Exide application to re-open formation plant prompts local petition
An application by Exide Technologies to re-open lead battery formation operations at a site in Bristol, Tennessee is meeting public opposition.
On March 21, 280 local residents signed a petition on the campaigning website Change.org to demand a public meeting to discuss “Exide’s Plans to Pollute in Bristol”.
“This permit will allow Exide to produce and release 2,460lb (1,100kg) of sulfuric acid and 1.2 pounds of lead per year into the air/water in Bristol, which will negatively impact local homes, businesses, residents’ health, our environment and wildlife,” the website says.

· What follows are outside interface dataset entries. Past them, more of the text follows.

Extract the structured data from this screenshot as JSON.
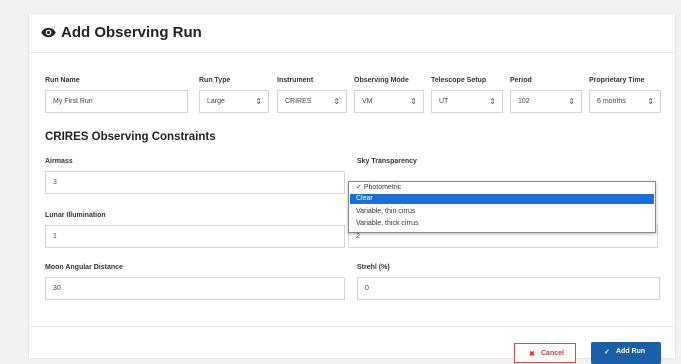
{
  "dialog": {
    "title": "Add Observing Run",
    "section_title": "CRIRES Observing Constraints"
  },
  "run_fields": {
    "run_name": {
      "label": "Run Name",
      "value": "My First Run"
    },
    "run_type": {
      "label": "Run Type",
      "value": "Large"
    },
    "instrument": {
      "label": "Instrument",
      "value": "CRIRES"
    },
    "observing_mode": {
      "label": "Observing Mode",
      "value": "VM"
    },
    "telescope_setup": {
      "label": "Telescope Setup",
      "value": "UT"
    },
    "period": {
      "label": "Period",
      "value": "102"
    },
    "proprietary_time": {
      "label": "Proprietary Time",
      "value": "6 months"
    }
  },
  "constraints": {
    "airmass": {
      "label": "Airmass",
      "value": "3"
    },
    "sky_transparency": {
      "label": "Sky Transparency",
      "value": "Clear"
    },
    "lunar_illumination": {
      "label": "Lunar Illumination",
      "value": "1"
    },
    "seeing": {
      "value": "2"
    },
    "moon_angular_distance": {
      "label": "Moon Angular Distance",
      "value": "30"
    },
    "strehl": {
      "label": "Strehl (%)",
      "value": "0"
    }
  },
  "sky_transparency_options": {
    "opt0": "Photometric",
    "opt1": "Clear",
    "opt2": "Variable, thin cirrus",
    "opt3": "Variable, thick cirrus",
    "selected_index": 1
  },
  "buttons": {
    "cancel": "Cancel",
    "add_run": "Add Run"
  },
  "colors": {
    "accent": "#1b5fa8",
    "selection": "#1c6fd1",
    "danger": "#e04848"
  },
  "icons": {
    "header": "eye-icon",
    "cancel": "close-icon",
    "add": "check-icon",
    "select_arrow": "up-down-arrow-icon"
  }
}
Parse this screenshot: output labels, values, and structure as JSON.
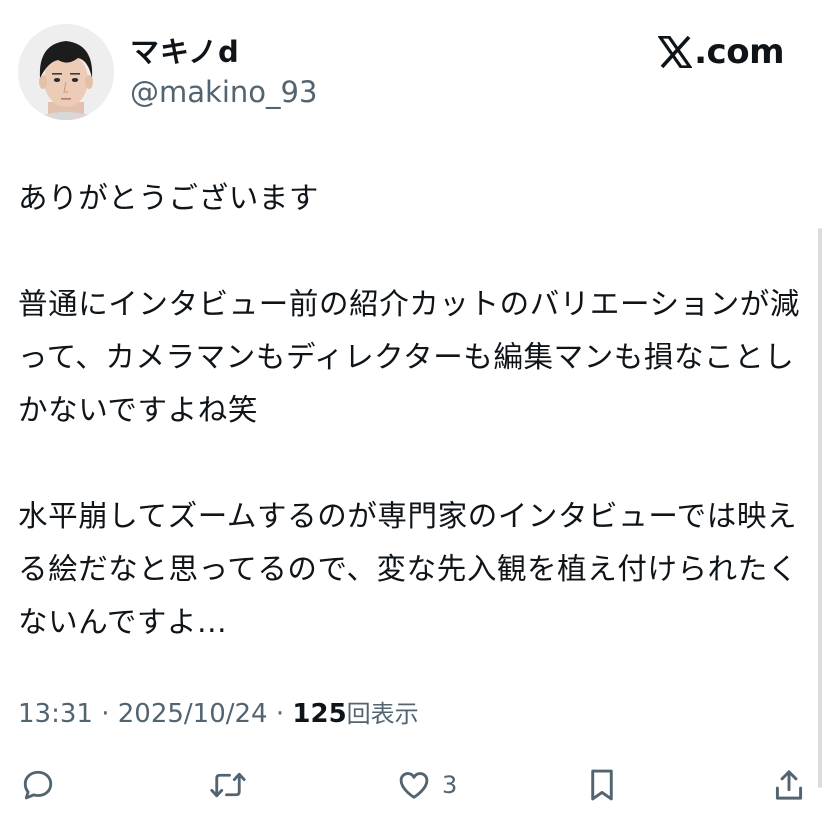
{
  "user": {
    "display_name": "マキノd",
    "handle": "@makino_93",
    "avatar_icon": "user-photo"
  },
  "brand": {
    "icon": "x-logo-icon",
    "site_text": ".com"
  },
  "tweet": {
    "paragraphs": [
      "ありがとうございます",
      "普通にインタビュー前の紹介カットのバリエーションが減って、カメラマンもディレクターも編集マンも損なことしかないですよね笑",
      "水平崩してズームするのが専門家のインタビューでは映える絵だなと思ってるので、変な先入観を植え付けられたくないんですよ..."
    ]
  },
  "meta": {
    "time": "13:31",
    "separator": " · ",
    "date": "2025/10/24",
    "views_count": "125",
    "views_label": "回表示"
  },
  "actions": {
    "reply_icon": "reply-icon",
    "retweet_icon": "retweet-icon",
    "like_icon": "heart-icon",
    "like_count": "3",
    "bookmark_icon": "bookmark-icon",
    "share_icon": "share-icon"
  },
  "colors": {
    "text": "#0f1419",
    "secondary": "#536471",
    "background": "#ffffff"
  }
}
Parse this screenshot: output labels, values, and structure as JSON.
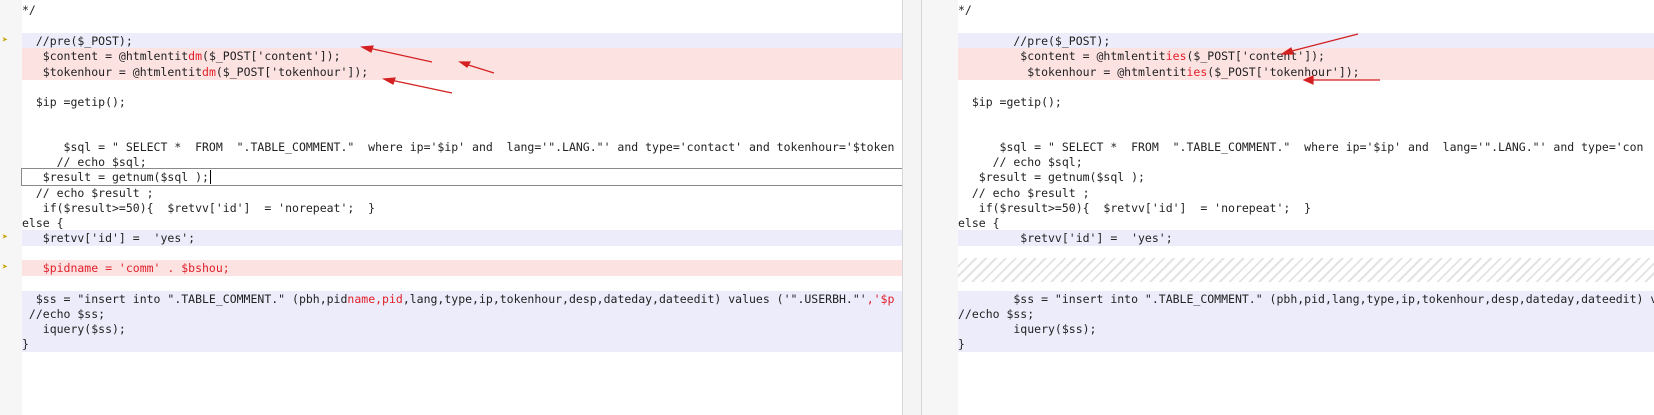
{
  "left": {
    "lines": {
      "top": "*/",
      "pre": "  //pre($_POST);",
      "content": {
        "a": "   $content = @htmlentit",
        "b": "dm",
        "c": "($_POST['content']);"
      },
      "tokenhour": {
        "a": "   $tokenhour = @htmlentit",
        "b": "dm",
        "c": "($_POST['tokenhour']);"
      },
      "ip": "  $ip =getip();",
      "sql": "      $sql = \" SELECT *  FROM  \".TABLE_COMMENT.\"  where ip='$ip' and  lang='\".LANG.\"' and type='contact' and tokenhour='$token",
      "echo_sql": "     // echo $sql;",
      "result": "   $result = getnum($sql );",
      "echo_result": "  // echo $result ;",
      "if": "   if($result>=50){  $retvv['id']  = 'norepeat';  }",
      "else": "else {",
      "retvv": "   $retvv['id'] =  'yes';",
      "pidname": "   $pidname = 'comm' . $bshou;",
      "ss": {
        "a": "  $ss = \"insert into \".TABLE_COMMENT.\" (pbh,pid",
        "b": "name,pid",
        "c": ",lang,type,ip,tokenhour,desp,dateday,dateedit) values ('\".USERBH.\"'",
        "d": ",'$p"
      },
      "echo_ss": " //echo $ss;",
      "iquery": "   iquery($ss);",
      "close": "}"
    }
  },
  "right": {
    "lines": {
      "top": "*/",
      "pre": "        //pre($_POST);",
      "content": {
        "a": "         $content = @htmlentit",
        "b": "ies",
        "c": "($_POST['content']);"
      },
      "tokenhour": {
        "a": "          $tokenhour = @htmlentit",
        "b": "ies",
        "c": "($_POST['tokenhour']);"
      },
      "ip": "  $ip =getip();",
      "sql": "      $sql = \" SELECT *  FROM  \".TABLE_COMMENT.\"  where ip='$ip' and  lang='\".LANG.\"' and type='con",
      "echo_sql": "     // echo $sql;",
      "result": "   $result = getnum($sql );",
      "echo_result": "  // echo $result ;",
      "if": "   if($result>=50){  $retvv['id']  = 'norepeat';  }",
      "else": "else {",
      "retvv": "         $retvv['id'] =  'yes';",
      "ss": "        $ss = \"insert into \".TABLE_COMMENT.\" (pbh,pid,lang,type,ip,tokenhour,desp,dateday,dateedit) v",
      "echo_ss": "//echo $ss;",
      "iquery": "        iquery($ss);",
      "close": "}"
    }
  },
  "colors": {
    "changed": "#fde2e2",
    "modified": "#ececfb",
    "highlight": "#e0202a",
    "arrow": "#d42020"
  }
}
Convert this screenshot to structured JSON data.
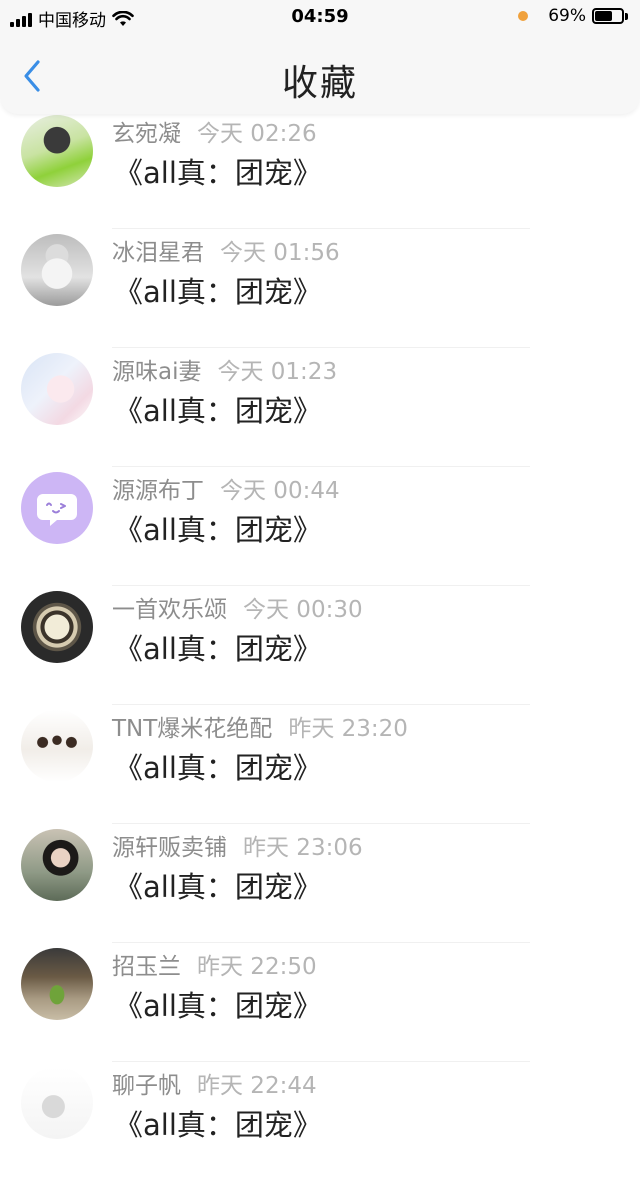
{
  "status_bar": {
    "carrier": "中国移动",
    "time": "04:59",
    "battery": "69%",
    "battery_level": 0.69
  },
  "header": {
    "title": "收藏",
    "back_icon": "chevron-left-icon"
  },
  "list": [
    {
      "username": "玄宛凝",
      "time": "今天 02:26",
      "content": "《all真：团宠》"
    },
    {
      "username": "冰泪星君",
      "time": "今天 01:56",
      "content": "《all真：团宠》"
    },
    {
      "username": "源味ai妻",
      "time": "今天 01:23",
      "content": "《all真：团宠》"
    },
    {
      "username": "源源布丁",
      "time": "今天 00:44",
      "content": "《all真：团宠》"
    },
    {
      "username": "一首欢乐颂",
      "time": "今天 00:30",
      "content": "《all真：团宠》"
    },
    {
      "username": "TNT爆米花绝配",
      "time": "昨天 23:20",
      "content": "《all真：团宠》"
    },
    {
      "username": "源轩贩卖铺",
      "time": "昨天 23:06",
      "content": "《all真：团宠》"
    },
    {
      "username": "招玉兰",
      "time": "昨天 22:50",
      "content": "《all真：团宠》"
    },
    {
      "username": "聊子帆",
      "time": "昨天 22:44",
      "content": "《all真：团宠》"
    }
  ],
  "colors": {
    "accent": "#3a8ee6",
    "username": "#8d8d8d",
    "timestamp": "#b5b5b5",
    "content": "#222222"
  }
}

Part of the opposition to Exide reopening the plant, which closed in 2013, is the public making a connection — which may easily not be valid — with the longstanding scandal about the lead pollution found in and around Exide’s recycling operations in Vernon, California.
On January 23, Exide Technologies filed an application to the Tennessee Division of Air Pollution Control to obtain an air contaminant permit for the plant, a portion of which the firm would like to re-open in September.
Operations would consist of filling, charging, cooling and forming dry unformed batteries to be sold off site, according to the application.
In a statement to BESB Exide said: “Protecting the health, safety and well-being of our employees and the people in the communities in which we operate and live is a clear Exide priority.”
Exide says the plant will provide employment opportunities for the Bristol community, “creating a safe and rewarding environment for employees and residents”.
“Our formations operations in Bristol, expected to begin this September, will create approximately 40 jobs for Bristol-area residents, with the intention to add additional shifts as customer demand increases.
“Upon restart, our state-of-the-art formation line will be used exclusively for the formation of transportation batteries. Any associated air emissions will be controlled in strict compliance with all applicable federal and state laws and regulations.”
The company said that new leadership had established “robust environmental, health and safety processes and management that meet or exceed requirements of national, state and/or local laws and regulations”.